At A Glance
Bruichladdich Legacy V (33y) 40.9% ABV – initial opening
Nose: Satisfying deep wood, a character very similar to an old bourbon. Wood paneling. Light fruits – a hint of pineapple. Lightly floral as well, but wood dominates. Some gentle saltiness, red apples, far-off hints of raisins. A bit of gentle waxiness.
Palate: Medium bodies. Initially grain-based, warming more than ABV would suggest. Fruits here – very strong apples, light pear. A honeyed quality, with some barley reappearing later and some gentle sherry notes.
Finish: Smooth. Apples again. Quick initial disappearance, reemerges momentarily, some gentle wood and light waxiness.
Comment: If this is early ’70s Bruichladdich I’m going to go broke securing more bottles.
Bruichladdich Legacy V (33y) 40.9% ABV – a year after opening
Nose: Slightly dusty with some old wood, but some significant bourbon influence on the nose. Well-developed vanilla, a bit of caramel. Some brighter fruit notes; pears evident against some white pepper and cinnamon.
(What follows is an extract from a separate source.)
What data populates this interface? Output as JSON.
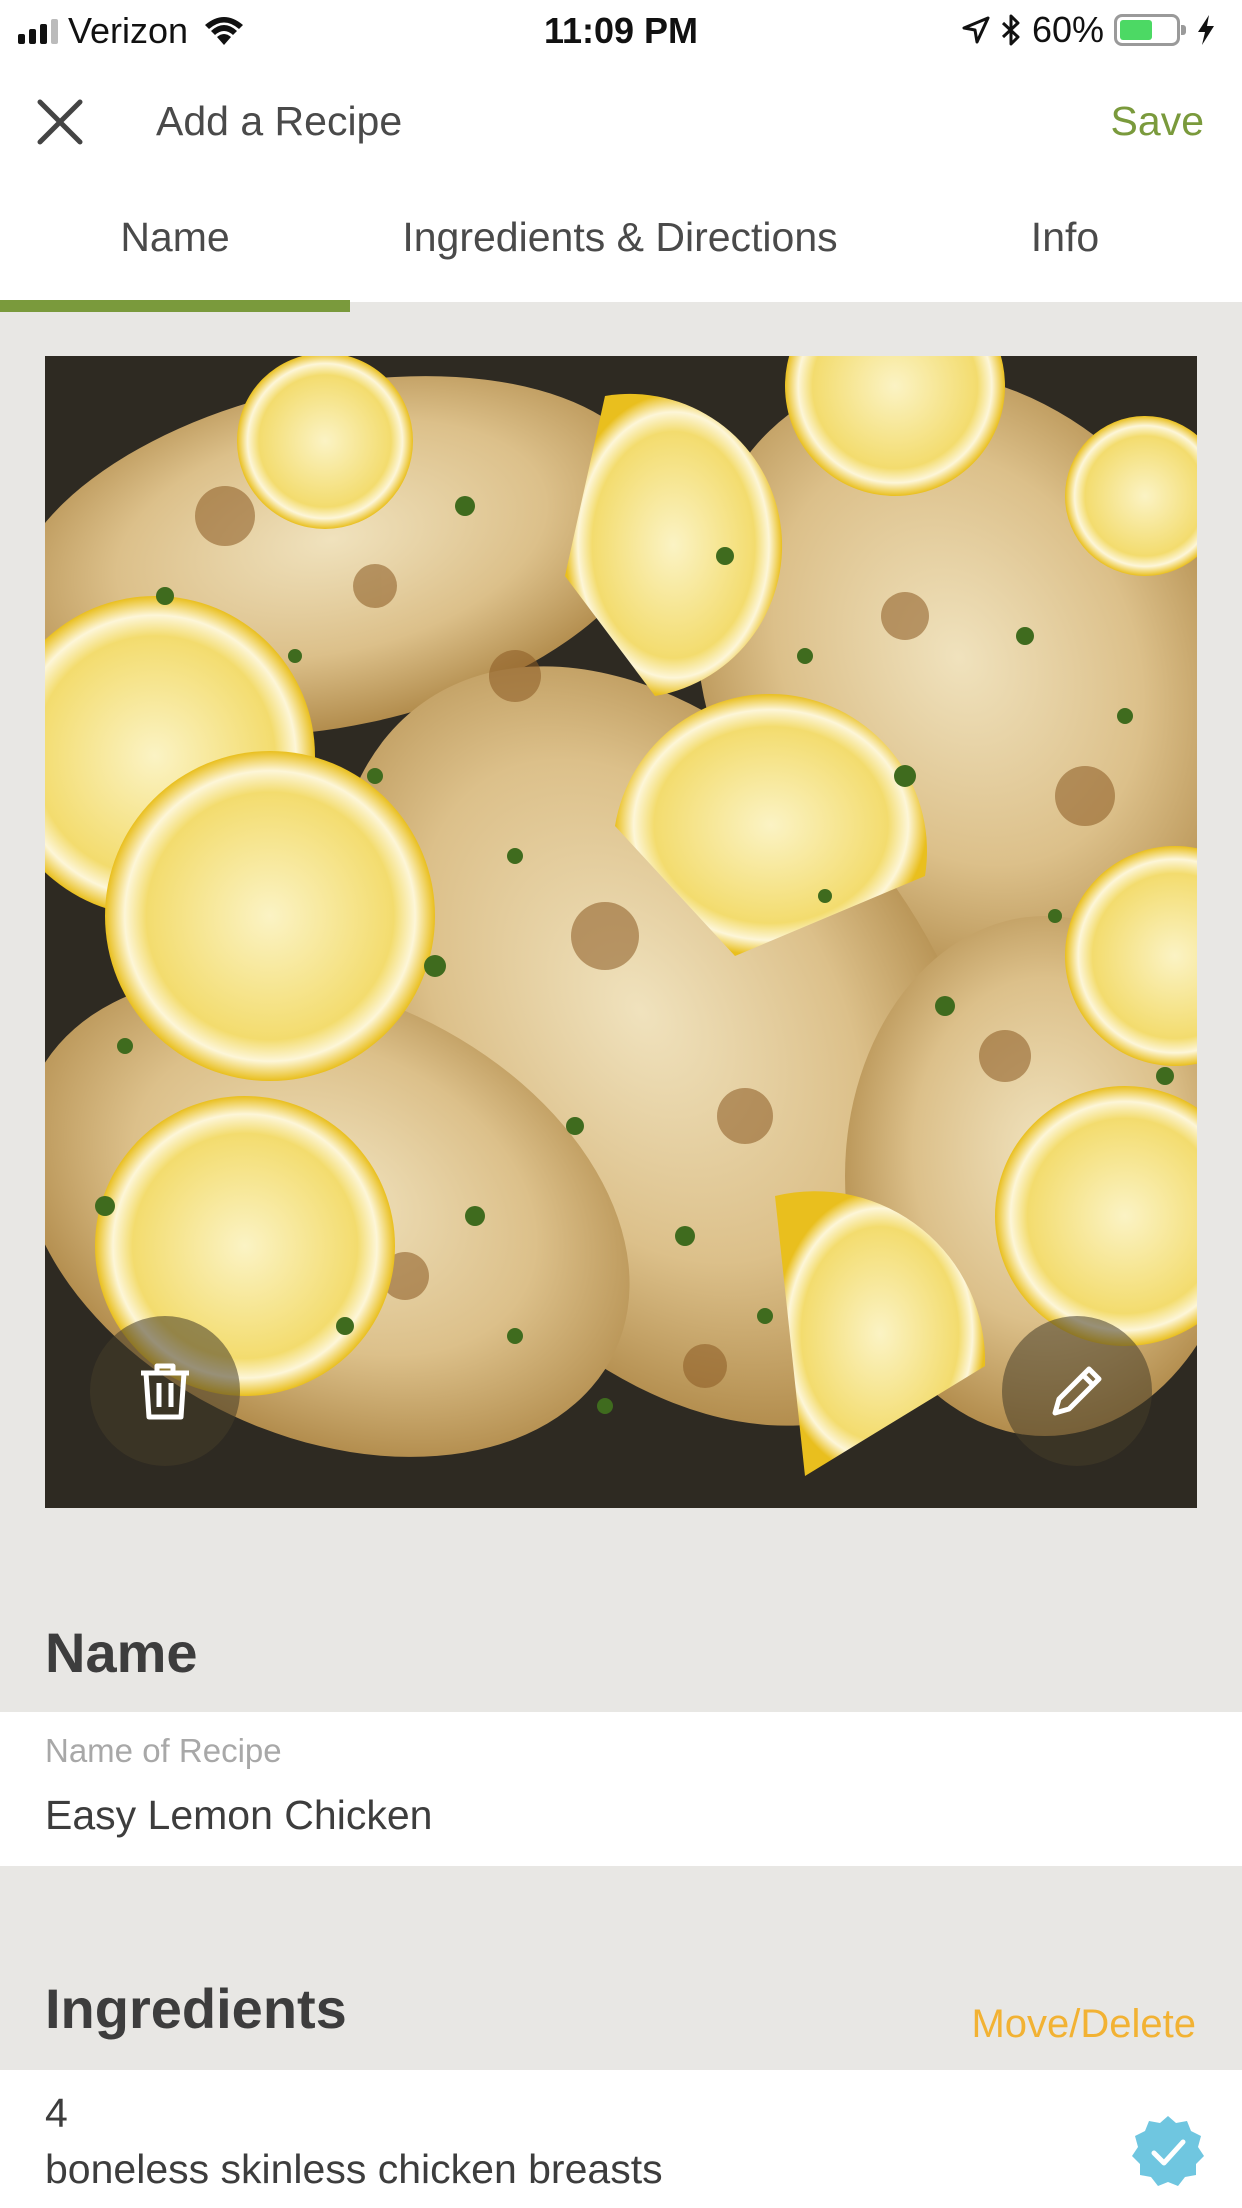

Palate: Pears initially on the palate with some white pepper and cinnamon, old wood that’s slightly bitter. A bit of apple, some light barley.
Finish: Old wood, pepper, a bit of cinnamon, pears. Waxy apple notes as well.
Comment: This isn’t quite as amazing as I remember it being. It’s a good but undeniably old whisky. It’s gotten quite a bit simpler in the time it’s been open. The clarity of the fruit notes have been subdued and now it’s more of a (good) fruit compote or canned fruit than fresh fruit.